Although I could not promise to overthrow the action of the Supreme Court in the high-handed manner demanded of me, still I have never regretted my habit of seeing these poor women and listening to their sad stories. It really seemed to comfort them a little to know how truly sorry I felt for them, and I always tried to keep up their own self-respect, and so help them over the dark days. I had very few demands on me for money, which was seldom needed for such cases; only when illness-rare in the beautiful climate-supervened was that sort of aid at all necessary.

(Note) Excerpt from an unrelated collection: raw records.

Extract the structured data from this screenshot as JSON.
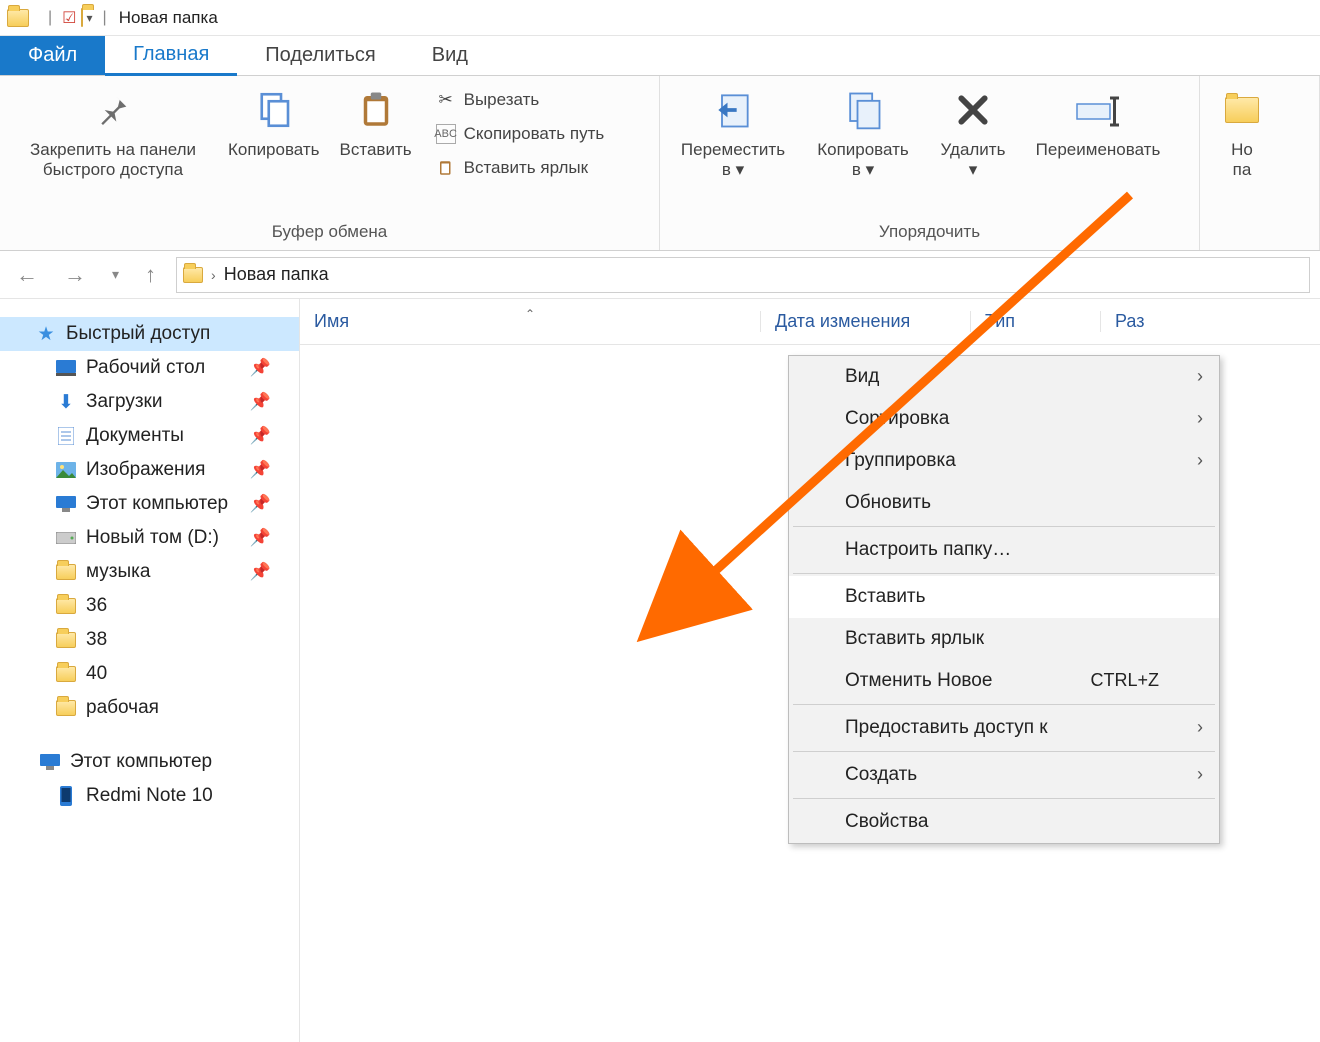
{
  "titlebar": {
    "title": "Новая папка"
  },
  "tabs": {
    "file": "Файл",
    "home": "Главная",
    "share": "Поделиться",
    "view": "Вид"
  },
  "ribbon": {
    "pin_quick": "Закрепить на панели\nбыстрого доступа",
    "copy": "Копировать",
    "paste": "Вставить",
    "cut": "Вырезать",
    "copy_path": "Скопировать путь",
    "paste_shortcut": "Вставить ярлык",
    "group_clipboard": "Буфер обмена",
    "move_to": "Переместить\nв ▾",
    "copy_to": "Копировать\nв ▾",
    "delete": "Удалить\n▾",
    "rename": "Переименовать",
    "new_folder_partial": "Но\nпа",
    "group_organize": "Упорядочить"
  },
  "breadcrumb": {
    "current": "Новая папка"
  },
  "columns": {
    "name": "Имя",
    "date": "Дата изменения",
    "type": "Тип",
    "size": "Раз"
  },
  "sidebar": {
    "quick_access": "Быстрый доступ",
    "items": [
      {
        "label": "Рабочий стол",
        "icon": "desktop",
        "pinned": true
      },
      {
        "label": "Загрузки",
        "icon": "downloads",
        "pinned": true
      },
      {
        "label": "Документы",
        "icon": "documents",
        "pinned": true
      },
      {
        "label": "Изображения",
        "icon": "pictures",
        "pinned": true
      },
      {
        "label": "Этот компьютер",
        "icon": "pc",
        "pinned": true
      },
      {
        "label": "Новый том (D:)",
        "icon": "drive",
        "pinned": true
      },
      {
        "label": "музыка",
        "icon": "folder",
        "pinned": true
      },
      {
        "label": "36",
        "icon": "folder",
        "pinned": false
      },
      {
        "label": "38",
        "icon": "folder",
        "pinned": false
      },
      {
        "label": "40",
        "icon": "folder",
        "pinned": false
      },
      {
        "label": "рабочая",
        "icon": "folder",
        "pinned": false
      }
    ],
    "this_pc": "Этот компьютер",
    "device": "Redmi Note 10"
  },
  "context_menu": {
    "view": "Вид",
    "sort": "Сортировка",
    "group": "Группировка",
    "refresh": "Обновить",
    "customize": "Настроить папку…",
    "paste": "Вставить",
    "paste_shortcut": "Вставить ярлык",
    "undo": "Отменить Новое",
    "undo_shortcut": "CTRL+Z",
    "give_access": "Предоставить доступ к",
    "new": "Создать",
    "properties": "Свойства"
  }
}
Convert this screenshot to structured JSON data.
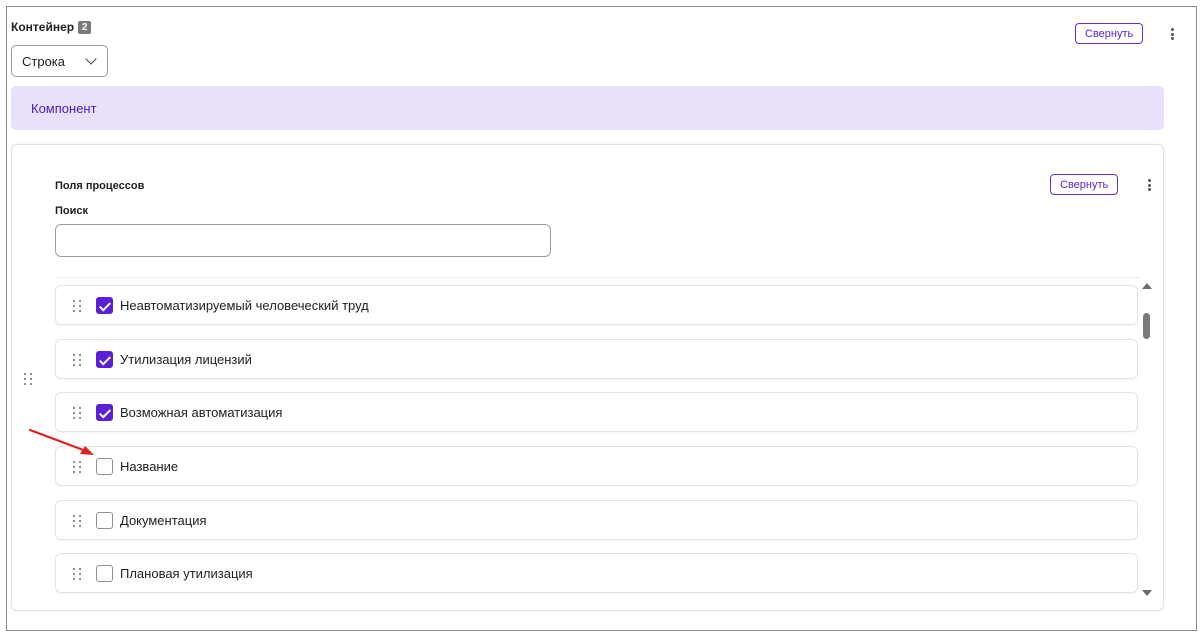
{
  "container": {
    "title": "Контейнер",
    "count": "2",
    "collapse_label": "Свернуть",
    "layout_select": {
      "value": "Строка"
    }
  },
  "component": {
    "title": "Компонент"
  },
  "process_fields": {
    "title": "Поля процессов",
    "collapse_label": "Свернуть",
    "search": {
      "label": "Поиск",
      "value": "",
      "placeholder": ""
    },
    "items": [
      {
        "label": "Неавтоматизируемый человеческий труд",
        "checked": true
      },
      {
        "label": "Утилизация лицензий",
        "checked": true
      },
      {
        "label": "Возможная автоматизация",
        "checked": true
      },
      {
        "label": "Название",
        "checked": false
      },
      {
        "label": "Документация",
        "checked": false
      },
      {
        "label": "Плановая утилизация",
        "checked": false
      }
    ]
  },
  "colors": {
    "accent": "#5a1fd6",
    "component_bg": "#e9e0fb",
    "annotation_arrow": "#e02020"
  },
  "icons": {
    "kebab": "kebab-menu-icon",
    "drag": "drag-handle-icon",
    "chevron": "chevron-down-icon",
    "checkbox": "checkbox-icon",
    "annotation": "red-arrow-icon"
  }
}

But my interviewers did not invariably consist of supplicants against the course of justice. When it was found that a visit to me did not affect in any way the carrying out of the just-passed sentence, my petitioners fell off in numbers, for which I was very thankful. Sometimes I received visits of the gratitude which is so emphatically a sense of favours to come, but I very soon learned the futility of attempting to deal with those daughters of the horse-leech, and cut their visits as short as I could. Once, however, after a brief interview with a fluent and very red-faced lady, leading a demure little boy by the hand, a great and bitter cry was raised in my establishment, and I was implored by my housemaids not to see any more of them hussies.' The lady in question said she came to thank me for letting her dear, innocent, good little boy out of the reformatory. In vain I protested that I knew nothing whatever about the matter. The boy had been one of six or seven little waifs who had been sent to the reformatory on Rottnest Island, where we always spent our summers. These children used to come down to me every Sunday afternoon for a sort of Bible lesson, which I tried to make as interesting as I could; but beyond their names I knew nothing about them. I found that they were well taught and cared for, and, as they could not possibly escape from the island (I never heard that they had ever tried to do so), were allowed a good deal of liberty after the hours spent in school or the carpenter's shop. I presume this boy's sentence had expired in due course, and that he had returned to his loving mother; hence the wail from my distracted